The outcome of the surprisingly long bidding process probably speaks volumes about the importance of well-connected local partners. The half-dozen or so principals in what is known as Aqueduct Entertainment Group includes names with years of experience at navigating the currents shaping business and governmental realities in the New York City area.

The list includes Levine Builders and Turner Construction which have been building in the New York area for years.
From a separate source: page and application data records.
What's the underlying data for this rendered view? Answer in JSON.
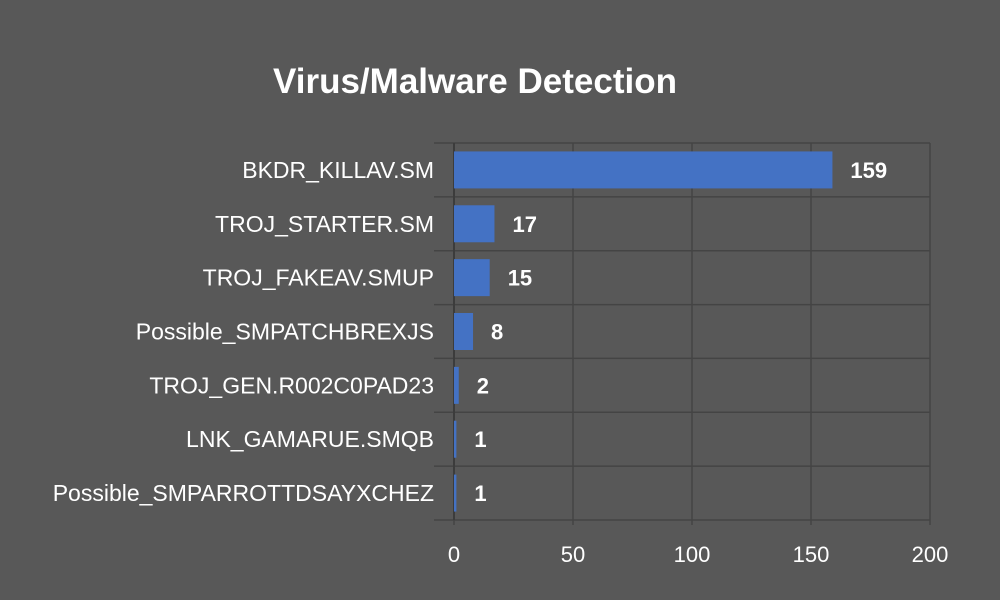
{
  "chart_data": {
    "type": "bar",
    "orientation": "horizontal",
    "title": "Virus/Malware Detection",
    "xlabel": "",
    "ylabel": "",
    "xlim": [
      0,
      200
    ],
    "xticks": [
      0,
      50,
      100,
      150,
      200
    ],
    "grid": true,
    "bar_color": "#4472c4",
    "background_color": "#585858",
    "text_color": "#ffffff",
    "categories": [
      "BKDR_KILLAV.SM",
      "TROJ_STARTER.SM",
      "TROJ_FAKEAV.SMUP",
      "Possible_SMPATCHBREXJS",
      "TROJ_GEN.R002C0PAD23",
      "LNK_GAMARUE.SMQB",
      "Possible_SMPARROTTDSAYXCHEZ"
    ],
    "values": [
      159,
      17,
      15,
      8,
      2,
      1,
      1
    ]
  }
}
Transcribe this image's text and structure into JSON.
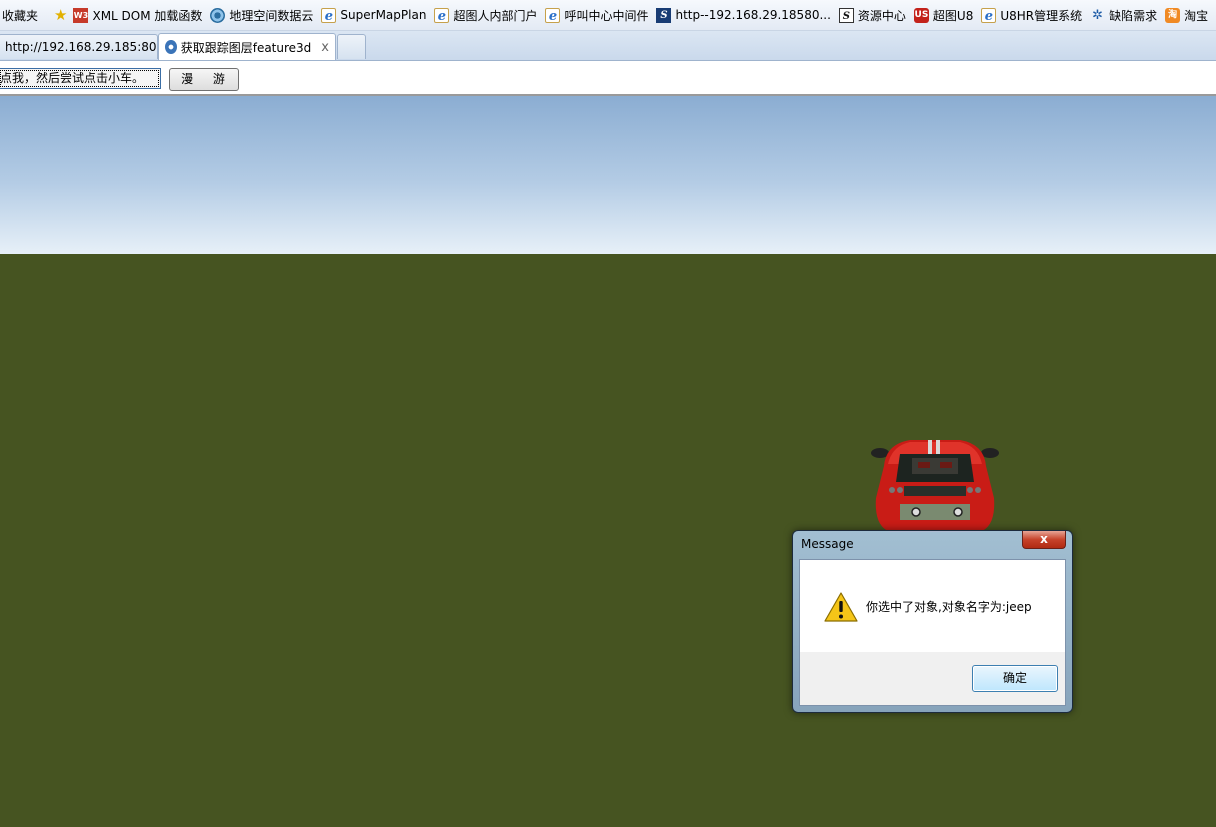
{
  "favorites_bar": {
    "label": "收藏夹",
    "items": [
      {
        "label": "XML DOM 加载函数",
        "icon": "w3-icon"
      },
      {
        "label": "地理空间数据云",
        "icon": "globe-eye-icon"
      },
      {
        "label": "SuperMapPlan",
        "icon": "ie-page-icon"
      },
      {
        "label": "超图人内部门户",
        "icon": "ie-page-icon"
      },
      {
        "label": "呼叫中心中间件",
        "icon": "ie-page-icon"
      },
      {
        "label": "http--192.168.29.18580...",
        "icon": "s-logo-icon"
      },
      {
        "label": "资源中心",
        "icon": "s-outline-icon"
      },
      {
        "label": "超图U8",
        "icon": "u8-icon"
      },
      {
        "label": "U8HR管理系统",
        "icon": "ie-page-icon"
      },
      {
        "label": "缺陷需求",
        "icon": "bulb-icon"
      },
      {
        "label": "淘宝",
        "icon": "taobao-icon"
      }
    ]
  },
  "tabs": [
    {
      "label": "http://192.168.29.185:80...",
      "active": false
    },
    {
      "label": "获取跟踪图层feature3d",
      "active": true,
      "close_glyph": "x"
    }
  ],
  "toolbar": {
    "hint_value": "点我，然后尝试点击小车。",
    "roam_button": "漫 游"
  },
  "dialog": {
    "title": "Message",
    "close_glyph": "x",
    "message": "你选中了对象,对象名字为:jeep",
    "ok_button": "确定",
    "icon": "warning-icon"
  },
  "colors": {
    "ground": "#465421",
    "sky_top": "#8badd2",
    "sky_horizon": "#e7f0f8",
    "car": "#d0201a"
  }
}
Turner pioneered the use of reinforced concrete design concepts and demonstrated them with the building of the station stairs for the New York subway system in 1904.

Queens-based Levine and its affiliates have built or renovated thousands of residential units and millions of square feet of commercial space, including the largest development built in Harlem in the last 20 years.

This core of principals was reportedly pointed toward Navegante by mutual acquaintances in the banking industry.

The considerable interest in the Aqueduct bidding came from the fact that Aqueduct with its roughly 200 acres of real estate in the borough of Queens is a subway ride away from millions of potential gamblers.

The announcement of the winning bidder had been expected late last summer but whatever was going on with the negotiation process produced a considerable delay that ended last Friday with the announcement by Gov. David Paterson.

Besides the Casino Niagara, Navegante operates Nevada casinos that include the Sahara in Las Vegas and properties in Elko and Reno.

Companies that bid unsuccessfully included the Florida-based Hard Rock casinos owned by the Seminoles, Penn National, Harrah’s and MGM MIRAGE. Steve Wynn dropped out of the bidding late last year despite the early prediction of insiders familiar with the politics of New York racing that Wynn would emerge as the winner.

Woolf who formerly headed the Las Vegas MGM resort, said the goal of the AEG bid was to create the feel of a New York City neighborhood with hotdog vendors and Corona Italian ice.

The 60-70 percent tax rate in New York would seem to limit early development but Aqueduct’s appeal has a lot to do with possible changes down the road, a situation similar to the scenarios taking shape in Pennsylvania and Delaware where tracks with only slots are evolving into full casinos with the addition of table games and efforts to acquire sports betting.

How did AEG beat out much larger companies operating and marketing many of the world’s best- known casino resorts?

There was not a lot of clarity in Paterson’s explanation that referred to the AEG offer as a "comprehensive bid" that benefits from "community support" while offering "strong marketing appeal …"

Whatever that means.

Penn National, which had submitted a bid with the promise of $300 million in upfront money, used words like "shocked" and "dismayed" to describe the Paterson decision.

A senior gaming industry official cited a reality that runs through many different business sectors: "Sometimes it is who you know, not what you know."

Woolf concedes, without giving away any details, "It was a real slugfest for awhile," as the agents of the various bidders waded into the brawl.

Neither MGM nor Harrah’s were given serious attention because of the different question marks hanging over each. MGM is dealing with the uncertainty created by the unresolved argument in neighboring New Jersey over whether the company should be doing business in Macau with Pansy Ho.

The giant-sized financial issues pressuring Harrah’s may have been sufficient to have New York analysts wondering where Aqueduct would be on the company’s priority list.

As for Penn’s "shock" and "dismay," well, sometimes it helps to be in the company of the right people.

If the Aqueduct casino becomes a reality it will be the ninth New York track with slots or VLTs.

Woolf guesses that it may take about 60 days to finalize agreements with the state before work starts on a first phase of about 2,500 games that could be available in about 10 months.

Question? Comment? E-mail me at: Phil Hevener